What you need to know about Indonesia’s legislative elections
On Feb 14, Indonesians will head to the polls to choose not just their president, but also their elected representatives for Parliament, the regional council and legislative councils. Here is all you need to know about the legislative elections.
Q: What happens at legislative elections?
A: About 205 million Indonesians are eligible to vote for members of the House of Representatives (DPR) and Regional Representative Council – which together form the Parliament – as well as legislative councils at the provincial, regency and city levels, who will serve for the next five years.
Voters cast ballots for their choice of legislative candidates, both at national and regional levels, from a list of names nominated by political parties. The candidate with the most number of votes wins the seat.
A total of 580 seats are up for grabs in the DPR, which is the country’s national Parliament. Some 9,917 candidates from 18 political parties are contesting in 84 electoral districts for these seats.
Five of these seats are new and were added when four new provinces were created, bringing the number of Indonesia’s provinces to 38.
About 250,000 candidates are contesting for around 20,000 seats at the regional level.
Q: What does the DPR do?
A: The DPR confirms presidential appointments, deliberates and passes Bills into laws, approves the government’s annual spending budget and policies, and oversees their implementation.
Most laws are passed either by consensus or a simple majority of MPs. A president with more MPs supporting him will thus be able to push through new policies and reforms more quickly, including getting new laws and spending plans approved.

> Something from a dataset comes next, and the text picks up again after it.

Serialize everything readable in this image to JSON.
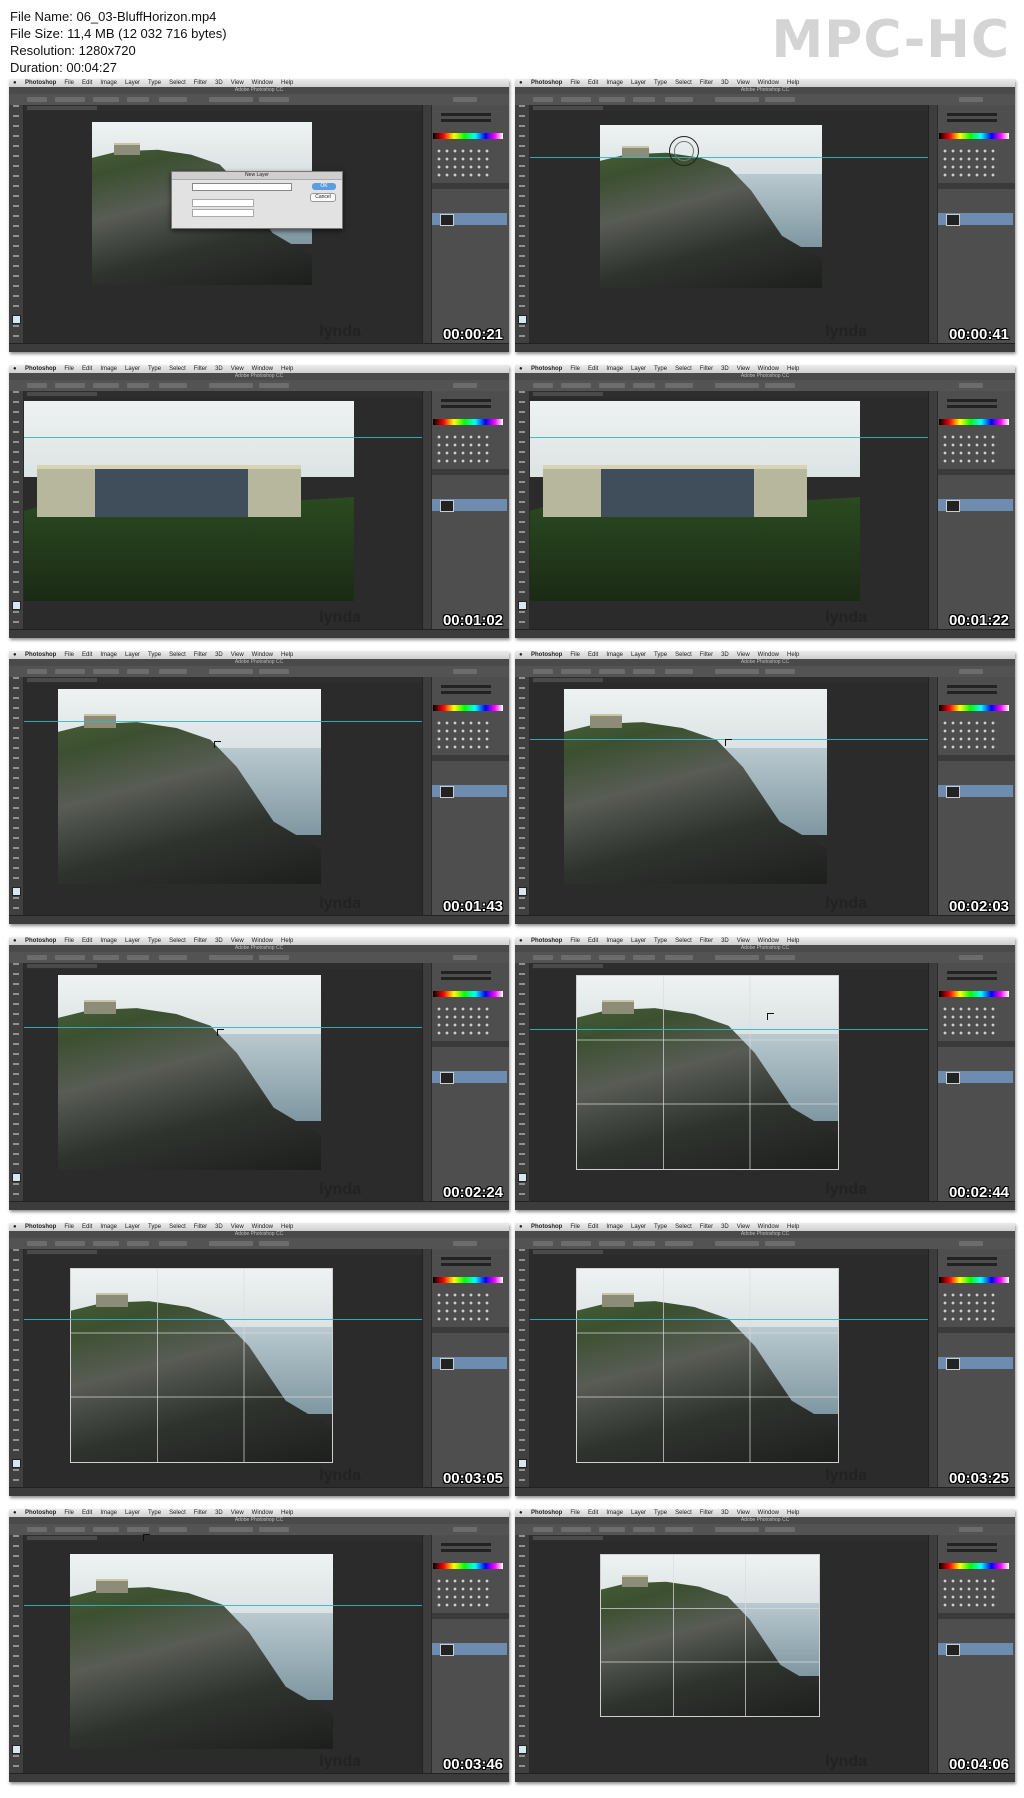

There are currently 575 MPs, of whom 471 – or 82 per cent – are from political parties that are in the coalition that supports President Joko Widodo. The remaining MPs represent the opposition camp.
Q: How do the 2024 legislative elections’ results affect the 2029 presidential election?
A: Political parties or a coalition of parties that win 20 per cent of the legislative votes in 2024 will be able to field presidential and vice-presidential candidates in the next election.
In the three-way 2024 presidential race, the current ruling party, the Indonesian Democratic Party of Struggle was the only single party that met this threshold. It is backing Mr Ganjar Pranowo.
Mr Anies Baswedan is backed by a NasDem party-led alliance, and Mr Prabowo Subianto by parties including Gerindra and Golkar.
Q: Will the Feb 14 legislative elections’ results affect who becomes president in 2024?
A: Yes, but only if the presidential election goes to a second run-off vote.
Under Indonesia’s election rules, a candidate pair need a simple majority – or more than 50 per cent – of the votes to win. They also need to get at least 20 per cent of the votes across more than half of Indonesia’s 38 provinces.
If that does not happen, the top two candidate pairs will enter a run-off vote in June with the third pair eliminated.
Contenders stand a better chance at winning the run-off if they are backed by parties that did well in the legislative elections and have ostensibly received a vote of confidence from the public.
The Straits Times
Asia News Network